**WHAT IS NEEDED:** Go through the data below. List every line that holds the word "title".
━━━━━ EXCERPTED DATA
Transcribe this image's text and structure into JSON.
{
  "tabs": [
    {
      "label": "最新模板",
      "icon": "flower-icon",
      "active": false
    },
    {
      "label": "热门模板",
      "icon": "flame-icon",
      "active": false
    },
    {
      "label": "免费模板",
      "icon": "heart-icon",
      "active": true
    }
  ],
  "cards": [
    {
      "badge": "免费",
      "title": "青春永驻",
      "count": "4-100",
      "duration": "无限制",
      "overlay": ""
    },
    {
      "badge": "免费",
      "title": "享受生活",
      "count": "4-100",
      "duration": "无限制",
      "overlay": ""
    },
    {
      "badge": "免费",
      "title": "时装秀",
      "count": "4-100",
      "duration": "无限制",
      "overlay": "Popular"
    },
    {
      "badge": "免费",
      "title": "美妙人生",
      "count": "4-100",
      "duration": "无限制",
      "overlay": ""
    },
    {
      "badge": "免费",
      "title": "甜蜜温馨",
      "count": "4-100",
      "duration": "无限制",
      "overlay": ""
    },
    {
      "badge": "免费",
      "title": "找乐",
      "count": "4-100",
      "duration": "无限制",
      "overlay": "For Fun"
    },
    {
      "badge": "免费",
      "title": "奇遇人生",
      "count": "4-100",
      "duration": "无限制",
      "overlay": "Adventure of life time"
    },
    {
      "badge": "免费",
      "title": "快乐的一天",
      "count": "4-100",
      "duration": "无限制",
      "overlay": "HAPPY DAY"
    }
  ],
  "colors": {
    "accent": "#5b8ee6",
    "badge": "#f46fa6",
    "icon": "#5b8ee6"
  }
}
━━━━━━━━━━
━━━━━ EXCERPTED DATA
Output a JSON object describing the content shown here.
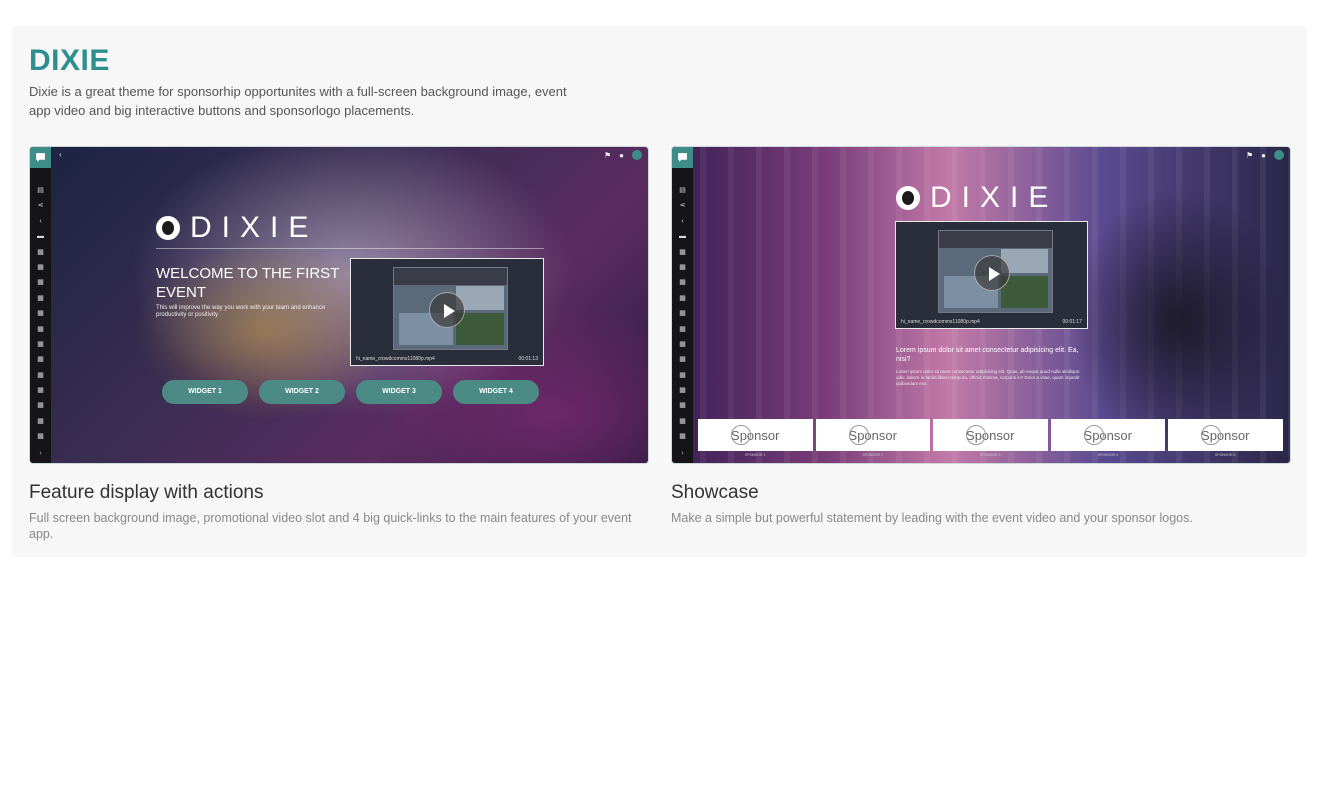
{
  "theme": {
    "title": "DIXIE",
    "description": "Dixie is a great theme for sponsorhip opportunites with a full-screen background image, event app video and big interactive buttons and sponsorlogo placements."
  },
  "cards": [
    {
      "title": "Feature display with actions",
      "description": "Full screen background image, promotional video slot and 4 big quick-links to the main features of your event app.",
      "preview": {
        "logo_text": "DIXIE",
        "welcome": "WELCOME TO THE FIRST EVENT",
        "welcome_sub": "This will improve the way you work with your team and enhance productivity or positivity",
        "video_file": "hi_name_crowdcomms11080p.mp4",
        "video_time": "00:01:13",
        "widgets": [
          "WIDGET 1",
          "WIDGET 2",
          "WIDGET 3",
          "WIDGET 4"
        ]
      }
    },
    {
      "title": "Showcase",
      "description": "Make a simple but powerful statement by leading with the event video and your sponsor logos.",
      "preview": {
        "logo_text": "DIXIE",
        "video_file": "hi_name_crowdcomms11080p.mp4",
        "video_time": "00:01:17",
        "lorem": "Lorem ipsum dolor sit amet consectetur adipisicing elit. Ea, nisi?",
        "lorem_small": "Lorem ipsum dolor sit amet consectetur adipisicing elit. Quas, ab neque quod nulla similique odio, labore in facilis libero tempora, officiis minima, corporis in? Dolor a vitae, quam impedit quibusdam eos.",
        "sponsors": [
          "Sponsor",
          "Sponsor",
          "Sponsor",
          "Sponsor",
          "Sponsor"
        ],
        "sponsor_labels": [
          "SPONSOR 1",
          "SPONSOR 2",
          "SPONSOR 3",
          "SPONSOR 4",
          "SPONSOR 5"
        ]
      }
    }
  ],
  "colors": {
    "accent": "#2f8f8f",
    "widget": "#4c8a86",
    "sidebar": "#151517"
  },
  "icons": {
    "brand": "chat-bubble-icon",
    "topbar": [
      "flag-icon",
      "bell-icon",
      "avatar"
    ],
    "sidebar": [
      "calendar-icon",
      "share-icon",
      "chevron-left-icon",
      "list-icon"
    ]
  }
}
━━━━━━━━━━
**RESULT OF THIS EXERCISE:**
      "title": "青春永驻",
      "title": "享受生活",
      "title": "时装秀",
      "title": "美妙人生",
      "title": "甜蜜温馨",
      "title": "找乐",
      "title": "奇遇人生",
      "title": "快乐的一天",
    "title": "DIXIE",
      "title": "Feature display with actions",
      "title": "Showcase",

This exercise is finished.